**WHAT IS REQUIRED:**
The expected answer is the complete listing, reproduced character for character.

**EXTRACTED INFORMATION:**
—————
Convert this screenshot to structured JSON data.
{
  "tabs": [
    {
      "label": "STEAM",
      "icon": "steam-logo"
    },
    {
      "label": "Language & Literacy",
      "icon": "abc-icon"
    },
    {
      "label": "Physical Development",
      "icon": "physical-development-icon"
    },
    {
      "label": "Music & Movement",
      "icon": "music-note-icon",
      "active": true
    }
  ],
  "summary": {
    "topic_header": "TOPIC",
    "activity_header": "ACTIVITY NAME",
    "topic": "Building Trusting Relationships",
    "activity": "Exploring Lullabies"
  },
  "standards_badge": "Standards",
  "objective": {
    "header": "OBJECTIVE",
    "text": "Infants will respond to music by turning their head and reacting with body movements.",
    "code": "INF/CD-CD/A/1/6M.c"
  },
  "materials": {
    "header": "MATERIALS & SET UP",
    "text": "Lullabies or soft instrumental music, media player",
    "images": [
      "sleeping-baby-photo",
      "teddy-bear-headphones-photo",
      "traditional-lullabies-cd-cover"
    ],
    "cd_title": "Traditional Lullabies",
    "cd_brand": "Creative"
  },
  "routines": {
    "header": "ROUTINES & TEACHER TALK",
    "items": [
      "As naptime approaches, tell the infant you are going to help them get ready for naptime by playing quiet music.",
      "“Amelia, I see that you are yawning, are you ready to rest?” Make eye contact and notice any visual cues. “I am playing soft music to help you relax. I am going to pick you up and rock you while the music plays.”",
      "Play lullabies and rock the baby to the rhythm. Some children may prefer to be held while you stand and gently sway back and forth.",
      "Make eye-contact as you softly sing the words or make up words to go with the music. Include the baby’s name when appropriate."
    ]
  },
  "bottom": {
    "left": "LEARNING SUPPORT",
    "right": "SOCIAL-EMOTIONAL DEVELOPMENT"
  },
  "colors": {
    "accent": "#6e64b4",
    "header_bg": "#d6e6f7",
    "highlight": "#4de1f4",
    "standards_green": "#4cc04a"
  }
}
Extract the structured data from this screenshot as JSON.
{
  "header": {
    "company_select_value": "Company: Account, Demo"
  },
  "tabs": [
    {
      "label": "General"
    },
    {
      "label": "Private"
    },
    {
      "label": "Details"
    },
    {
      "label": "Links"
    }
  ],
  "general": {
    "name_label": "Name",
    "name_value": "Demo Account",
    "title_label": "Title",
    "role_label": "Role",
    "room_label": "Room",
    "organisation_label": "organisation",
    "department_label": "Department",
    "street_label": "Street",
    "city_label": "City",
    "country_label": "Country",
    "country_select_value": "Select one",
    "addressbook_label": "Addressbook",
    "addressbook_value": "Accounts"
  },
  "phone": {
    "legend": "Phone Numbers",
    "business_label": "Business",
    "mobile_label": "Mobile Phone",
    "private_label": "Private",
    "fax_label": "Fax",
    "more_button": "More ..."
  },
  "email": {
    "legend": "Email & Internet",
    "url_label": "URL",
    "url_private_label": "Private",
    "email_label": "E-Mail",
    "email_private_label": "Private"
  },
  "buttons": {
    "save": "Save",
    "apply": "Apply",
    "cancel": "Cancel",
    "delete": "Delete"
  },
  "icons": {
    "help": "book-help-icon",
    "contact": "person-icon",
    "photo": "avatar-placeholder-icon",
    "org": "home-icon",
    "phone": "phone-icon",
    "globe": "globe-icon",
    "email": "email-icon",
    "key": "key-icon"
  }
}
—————
**ANSWER TO THIS TASK:**
Convert this screenshot to structured JSON data.
{
  "tabs": [
    {
      "label": "STEAM",
      "icon": "steam-logo"
    },
    {
      "label": "Language & Literacy",
      "icon": "abc-icon"
    },
    {
      "label": "Physical Development",
      "icon": "physical-development-icon"
    },
    {
      "label": "Music & Movement",
      "icon": "music-note-icon",
      "active": true
    }
  ],
  "summary": {
    "topic_header": "TOPIC",
    "activity_header": "ACTIVITY NAME",
    "topic": "Building Trusting Relationships",
    "activity": "Exploring Lullabies"
  },
  "standards_badge": "Standards",
  "objective": {
    "header": "OBJECTIVE",
    "text": "Infants will respond to music by turning their head and reacting with body movements.",
    "code": "INF/CD-CD/A/1/6M.c"
  },
  "materials": {
    "header": "MATERIALS & SET UP",
    "text": "Lullabies or soft instrumental music, media player",
    "images": [
      "sleeping-baby-photo",
      "teddy-bear-headphones-photo",
      "traditional-lullabies-cd-cover"
    ],
    "cd_title": "Traditional Lullabies",
    "cd_brand": "Creative"
  },
  "routines": {
    "header": "ROUTINES & TEACHER TALK",
    "items": [
      "As naptime approaches, tell the infant you are going to help them get ready for naptime by playing quiet music.",
      "“Amelia, I see that you are yawning, are you ready to rest?” Make eye contact and notice any visual cues. “I am playing soft music to help you relax. I am going to pick you up and rock you while the music plays.”",
      "Play lullabies and rock the baby to the rhythm. Some children may prefer to be held while you stand and gently sway back and forth.",
      "Make eye-contact as you softly sing the words or make up words to go with the music. Include the baby’s name when appropriate."
    ]
  },
  "bottom": {
    "left": "LEARNING SUPPORT",
    "right": "SOCIAL-EMOTIONAL DEVELOPMENT"
  },
  "colors": {
    "accent": "#6e64b4",
    "header_bg": "#d6e6f7",
    "highlight": "#4de1f4",
    "standards_green": "#4cc04a"
  }
}
Extract the structured data from this screenshot as JSON.
{
  "header": {
    "company_select_value": "Company: Account, Demo"
  },
  "tabs": [
    {
      "label": "General"
    },
    {
      "label": "Private"
    },
    {
      "label": "Details"
    },
    {
      "label": "Links"
    }
  ],
  "general": {
    "name_label": "Name",
    "name_value": "Demo Account",
    "title_label": "Title",
    "role_label": "Role",
    "room_label": "Room",
    "organisation_label": "organisation",
    "department_label": "Department",
    "street_label": "Street",
    "city_label": "City",
    "country_label": "Country",
    "country_select_value": "Select one",
    "addressbook_label": "Addressbook",
    "addressbook_value": "Accounts"
  },
  "phone": {
    "legend": "Phone Numbers",
    "business_label": "Business",
    "mobile_label": "Mobile Phone",
    "private_label": "Private",
    "fax_label": "Fax",
    "more_button": "More ..."
  },
  "email": {
    "legend": "Email & Internet",
    "url_label": "URL",
    "url_private_label": "Private",
    "email_label": "E-Mail",
    "email_private_label": "Private"
  },
  "buttons": {
    "save": "Save",
    "apply": "Apply",
    "cancel": "Cancel",
    "delete": "Delete"
  },
  "icons": {
    "help": "book-help-icon",
    "contact": "person-icon",
    "photo": "avatar-placeholder-icon",
    "org": "home-icon",
    "phone": "phone-icon",
    "globe": "globe-icon",
    "email": "email-icon",
    "key": "key-icon"
  }
}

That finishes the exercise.